#### RECORDS FOR THIS EXERCISE:
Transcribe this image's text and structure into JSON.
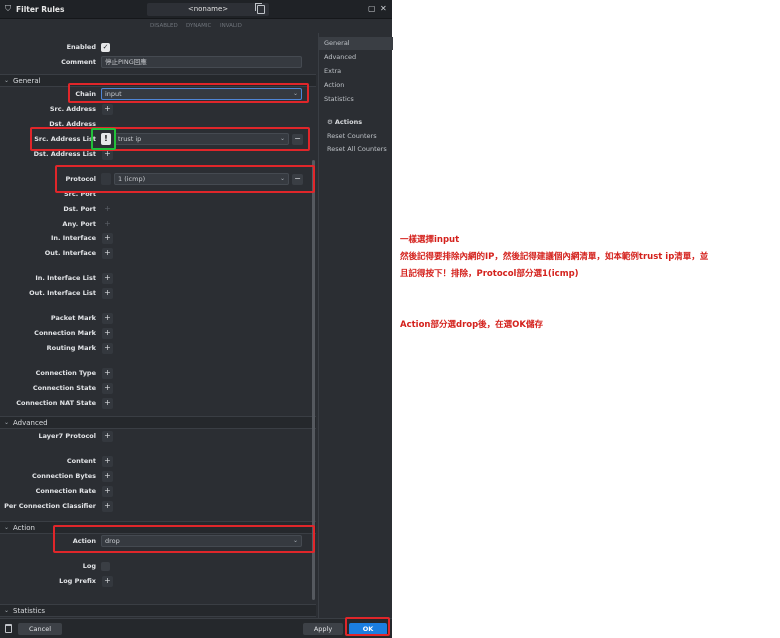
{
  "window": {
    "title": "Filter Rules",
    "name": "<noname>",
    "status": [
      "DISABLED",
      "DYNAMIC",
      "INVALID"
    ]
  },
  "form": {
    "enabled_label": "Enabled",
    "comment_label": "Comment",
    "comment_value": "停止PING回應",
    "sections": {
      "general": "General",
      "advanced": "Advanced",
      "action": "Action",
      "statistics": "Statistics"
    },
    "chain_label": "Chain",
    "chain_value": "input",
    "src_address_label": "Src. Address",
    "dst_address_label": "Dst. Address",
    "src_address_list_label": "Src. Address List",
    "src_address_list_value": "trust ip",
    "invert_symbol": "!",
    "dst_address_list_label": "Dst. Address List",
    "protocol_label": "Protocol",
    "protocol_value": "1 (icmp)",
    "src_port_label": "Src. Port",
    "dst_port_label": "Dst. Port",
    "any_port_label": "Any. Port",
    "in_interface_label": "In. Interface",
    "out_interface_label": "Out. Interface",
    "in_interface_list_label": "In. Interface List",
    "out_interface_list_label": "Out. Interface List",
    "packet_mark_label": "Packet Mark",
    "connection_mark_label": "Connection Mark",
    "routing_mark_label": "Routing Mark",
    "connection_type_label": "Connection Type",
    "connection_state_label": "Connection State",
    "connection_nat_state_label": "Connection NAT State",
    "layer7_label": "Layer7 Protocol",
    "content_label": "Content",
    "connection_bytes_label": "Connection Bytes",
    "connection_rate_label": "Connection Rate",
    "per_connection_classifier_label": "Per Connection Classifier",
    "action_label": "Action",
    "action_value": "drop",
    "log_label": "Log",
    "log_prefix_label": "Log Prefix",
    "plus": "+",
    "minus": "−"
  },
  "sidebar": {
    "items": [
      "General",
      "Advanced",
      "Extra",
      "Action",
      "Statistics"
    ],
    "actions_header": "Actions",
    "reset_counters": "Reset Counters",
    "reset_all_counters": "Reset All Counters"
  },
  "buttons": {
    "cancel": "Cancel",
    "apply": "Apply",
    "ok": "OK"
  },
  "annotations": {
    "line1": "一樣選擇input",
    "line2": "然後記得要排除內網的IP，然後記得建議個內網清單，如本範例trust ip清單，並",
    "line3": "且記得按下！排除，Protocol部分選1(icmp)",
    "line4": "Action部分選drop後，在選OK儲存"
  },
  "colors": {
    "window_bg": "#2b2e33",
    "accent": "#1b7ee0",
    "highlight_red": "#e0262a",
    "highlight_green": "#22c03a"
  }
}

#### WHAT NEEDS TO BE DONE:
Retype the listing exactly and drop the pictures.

#### OUTPUT OF THE TASK:
Transcribe this image's text and structure into JSON.
{
  "window": {
    "title": "Filter Rules",
    "name": "<noname>",
    "status": [
      "DISABLED",
      "DYNAMIC",
      "INVALID"
    ]
  },
  "form": {
    "enabled_label": "Enabled",
    "comment_label": "Comment",
    "comment_value": "停止PING回應",
    "sections": {
      "general": "General",
      "advanced": "Advanced",
      "action": "Action",
      "statistics": "Statistics"
    },
    "chain_label": "Chain",
    "chain_value": "input",
    "src_address_label": "Src. Address",
    "dst_address_label": "Dst. Address",
    "src_address_list_label": "Src. Address List",
    "src_address_list_value": "trust ip",
    "invert_symbol": "!",
    "dst_address_list_label": "Dst. Address List",
    "protocol_label": "Protocol",
    "protocol_value": "1 (icmp)",
    "src_port_label": "Src. Port",
    "dst_port_label": "Dst. Port",
    "any_port_label": "Any. Port",
    "in_interface_label": "In. Interface",
    "out_interface_label": "Out. Interface",
    "in_interface_list_label": "In. Interface List",
    "out_interface_list_label": "Out. Interface List",
    "packet_mark_label": "Packet Mark",
    "connection_mark_label": "Connection Mark",
    "routing_mark_label": "Routing Mark",
    "connection_type_label": "Connection Type",
    "connection_state_label": "Connection State",
    "connection_nat_state_label": "Connection NAT State",
    "layer7_label": "Layer7 Protocol",
    "content_label": "Content",
    "connection_bytes_label": "Connection Bytes",
    "connection_rate_label": "Connection Rate",
    "per_connection_classifier_label": "Per Connection Classifier",
    "action_label": "Action",
    "action_value": "drop",
    "log_label": "Log",
    "log_prefix_label": "Log Prefix",
    "plus": "+",
    "minus": "−"
  },
  "sidebar": {
    "items": [
      "General",
      "Advanced",
      "Extra",
      "Action",
      "Statistics"
    ],
    "actions_header": "Actions",
    "reset_counters": "Reset Counters",
    "reset_all_counters": "Reset All Counters"
  },
  "buttons": {
    "cancel": "Cancel",
    "apply": "Apply",
    "ok": "OK"
  },
  "annotations": {
    "line1": "一樣選擇input",
    "line2": "然後記得要排除內網的IP，然後記得建議個內網清單，如本範例trust ip清單，並",
    "line3": "且記得按下！排除，Protocol部分選1(icmp)",
    "line4": "Action部分選drop後，在選OK儲存"
  },
  "colors": {
    "window_bg": "#2b2e33",
    "accent": "#1b7ee0",
    "highlight_red": "#e0262a",
    "highlight_green": "#22c03a"
  }
}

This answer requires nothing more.